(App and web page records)
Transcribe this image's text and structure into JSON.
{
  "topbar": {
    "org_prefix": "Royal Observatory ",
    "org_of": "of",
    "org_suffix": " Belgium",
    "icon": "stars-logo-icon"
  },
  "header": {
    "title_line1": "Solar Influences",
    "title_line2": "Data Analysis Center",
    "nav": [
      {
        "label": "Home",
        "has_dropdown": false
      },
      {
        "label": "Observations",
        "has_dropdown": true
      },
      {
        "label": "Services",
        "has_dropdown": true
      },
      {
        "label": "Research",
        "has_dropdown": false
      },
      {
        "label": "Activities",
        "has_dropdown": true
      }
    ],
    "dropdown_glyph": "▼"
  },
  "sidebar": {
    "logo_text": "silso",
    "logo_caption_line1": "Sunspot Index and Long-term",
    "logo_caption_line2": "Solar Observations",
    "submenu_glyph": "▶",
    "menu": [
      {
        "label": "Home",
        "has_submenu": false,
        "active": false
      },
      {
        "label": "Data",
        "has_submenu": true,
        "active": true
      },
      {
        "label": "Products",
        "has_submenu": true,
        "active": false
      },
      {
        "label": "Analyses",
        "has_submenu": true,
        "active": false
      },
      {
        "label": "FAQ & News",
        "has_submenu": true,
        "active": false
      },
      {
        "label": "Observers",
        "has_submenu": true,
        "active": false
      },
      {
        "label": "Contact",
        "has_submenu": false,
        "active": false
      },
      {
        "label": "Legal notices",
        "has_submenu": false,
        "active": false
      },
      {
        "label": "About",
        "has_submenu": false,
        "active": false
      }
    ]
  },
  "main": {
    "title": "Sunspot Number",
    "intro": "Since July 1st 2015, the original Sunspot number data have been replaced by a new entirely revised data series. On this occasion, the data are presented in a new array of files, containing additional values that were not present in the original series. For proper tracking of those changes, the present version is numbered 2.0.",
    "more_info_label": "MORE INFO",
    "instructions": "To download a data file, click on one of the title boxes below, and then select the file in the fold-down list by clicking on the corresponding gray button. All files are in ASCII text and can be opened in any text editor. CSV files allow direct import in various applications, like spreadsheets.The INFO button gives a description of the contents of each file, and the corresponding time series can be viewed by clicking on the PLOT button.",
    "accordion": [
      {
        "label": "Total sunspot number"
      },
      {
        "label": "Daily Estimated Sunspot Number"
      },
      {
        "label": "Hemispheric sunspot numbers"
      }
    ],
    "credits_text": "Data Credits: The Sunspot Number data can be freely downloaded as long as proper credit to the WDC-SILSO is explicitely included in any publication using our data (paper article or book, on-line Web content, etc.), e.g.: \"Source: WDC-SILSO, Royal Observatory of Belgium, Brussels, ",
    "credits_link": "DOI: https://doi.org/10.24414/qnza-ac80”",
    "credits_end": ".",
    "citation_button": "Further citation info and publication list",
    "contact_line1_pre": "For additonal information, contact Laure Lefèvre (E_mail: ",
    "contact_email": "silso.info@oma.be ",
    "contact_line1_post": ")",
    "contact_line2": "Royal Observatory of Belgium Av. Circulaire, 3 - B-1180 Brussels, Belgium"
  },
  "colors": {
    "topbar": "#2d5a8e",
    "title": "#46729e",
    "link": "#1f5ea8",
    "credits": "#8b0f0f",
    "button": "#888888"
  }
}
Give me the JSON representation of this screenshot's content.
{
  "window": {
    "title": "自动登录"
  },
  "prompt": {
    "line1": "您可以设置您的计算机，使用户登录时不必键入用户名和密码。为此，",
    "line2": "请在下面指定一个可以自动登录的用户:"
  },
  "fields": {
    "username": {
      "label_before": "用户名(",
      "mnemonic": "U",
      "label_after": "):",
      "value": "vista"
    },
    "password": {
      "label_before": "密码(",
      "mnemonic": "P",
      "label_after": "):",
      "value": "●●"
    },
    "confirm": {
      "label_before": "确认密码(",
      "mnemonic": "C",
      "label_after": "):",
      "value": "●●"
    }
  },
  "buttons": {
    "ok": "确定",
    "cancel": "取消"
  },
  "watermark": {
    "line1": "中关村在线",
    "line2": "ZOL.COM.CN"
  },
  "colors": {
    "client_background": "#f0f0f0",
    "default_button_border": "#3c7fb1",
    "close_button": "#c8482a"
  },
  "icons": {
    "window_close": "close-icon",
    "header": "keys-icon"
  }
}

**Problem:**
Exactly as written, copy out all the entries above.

**Written answer:**
Transcribe this image's text and structure into JSON.
{
  "topbar": {
    "org_prefix": "Royal Observatory ",
    "org_of": "of",
    "org_suffix": " Belgium",
    "icon": "stars-logo-icon"
  },
  "header": {
    "title_line1": "Solar Influences",
    "title_line2": "Data Analysis Center",
    "nav": [
      {
        "label": "Home",
        "has_dropdown": false
      },
      {
        "label": "Observations",
        "has_dropdown": true
      },
      {
        "label": "Services",
        "has_dropdown": true
      },
      {
        "label": "Research",
        "has_dropdown": false
      },
      {
        "label": "Activities",
        "has_dropdown": true
      }
    ],
    "dropdown_glyph": "▼"
  },
  "sidebar": {
    "logo_text": "silso",
    "logo_caption_line1": "Sunspot Index and Long-term",
    "logo_caption_line2": "Solar Observations",
    "submenu_glyph": "▶",
    "menu": [
      {
        "label": "Home",
        "has_submenu": false,
        "active": false
      },
      {
        "label": "Data",
        "has_submenu": true,
        "active": true
      },
      {
        "label": "Products",
        "has_submenu": true,
        "active": false
      },
      {
        "label": "Analyses",
        "has_submenu": true,
        "active": false
      },
      {
        "label": "FAQ & News",
        "has_submenu": true,
        "active": false
      },
      {
        "label": "Observers",
        "has_submenu": true,
        "active": false
      },
      {
        "label": "Contact",
        "has_submenu": false,
        "active": false
      },
      {
        "label": "Legal notices",
        "has_submenu": false,
        "active": false
      },
      {
        "label": "About",
        "has_submenu": false,
        "active": false
      }
    ]
  },
  "main": {
    "title": "Sunspot Number",
    "intro": "Since July 1st 2015, the original Sunspot number data have been replaced by a new entirely revised data series. On this occasion, the data are presented in a new array of files, containing additional values that were not present in the original series. For proper tracking of those changes, the present version is numbered 2.0.",
    "more_info_label": "MORE INFO",
    "instructions": "To download a data file, click on one of the title boxes below, and then select the file in the fold-down list by clicking on the corresponding gray button. All files are in ASCII text and can be opened in any text editor. CSV files allow direct import in various applications, like spreadsheets.The INFO button gives a description of the contents of each file, and the corresponding time series can be viewed by clicking on the PLOT button.",
    "accordion": [
      {
        "label": "Total sunspot number"
      },
      {
        "label": "Daily Estimated Sunspot Number"
      },
      {
        "label": "Hemispheric sunspot numbers"
      }
    ],
    "credits_text": "Data Credits: The Sunspot Number data can be freely downloaded as long as proper credit to the WDC-SILSO is explicitely included in any publication using our data (paper article or book, on-line Web content, etc.), e.g.: \"Source: WDC-SILSO, Royal Observatory of Belgium, Brussels, ",
    "credits_link": "DOI: https://doi.org/10.24414/qnza-ac80”",
    "credits_end": ".",
    "citation_button": "Further citation info and publication list",
    "contact_line1_pre": "For additonal information, contact Laure Lefèvre (E_mail: ",
    "contact_email": "silso.info@oma.be ",
    "contact_line1_post": ")",
    "contact_line2": "Royal Observatory of Belgium Av. Circulaire, 3 - B-1180 Brussels, Belgium"
  },
  "colors": {
    "topbar": "#2d5a8e",
    "title": "#46729e",
    "link": "#1f5ea8",
    "credits": "#8b0f0f",
    "button": "#888888"
  }
}
Give me the JSON representation of this screenshot's content.
{
  "window": {
    "title": "自动登录"
  },
  "prompt": {
    "line1": "您可以设置您的计算机，使用户登录时不必键入用户名和密码。为此，",
    "line2": "请在下面指定一个可以自动登录的用户:"
  },
  "fields": {
    "username": {
      "label_before": "用户名(",
      "mnemonic": "U",
      "label_after": "):",
      "value": "vista"
    },
    "password": {
      "label_before": "密码(",
      "mnemonic": "P",
      "label_after": "):",
      "value": "●●"
    },
    "confirm": {
      "label_before": "确认密码(",
      "mnemonic": "C",
      "label_after": "):",
      "value": "●●"
    }
  },
  "buttons": {
    "ok": "确定",
    "cancel": "取消"
  },
  "watermark": {
    "line1": "中关村在线",
    "line2": "ZOL.COM.CN"
  },
  "colors": {
    "client_background": "#f0f0f0",
    "default_button_border": "#3c7fb1",
    "close_button": "#c8482a"
  },
  "icons": {
    "window_close": "close-icon",
    "header": "keys-icon"
  }
}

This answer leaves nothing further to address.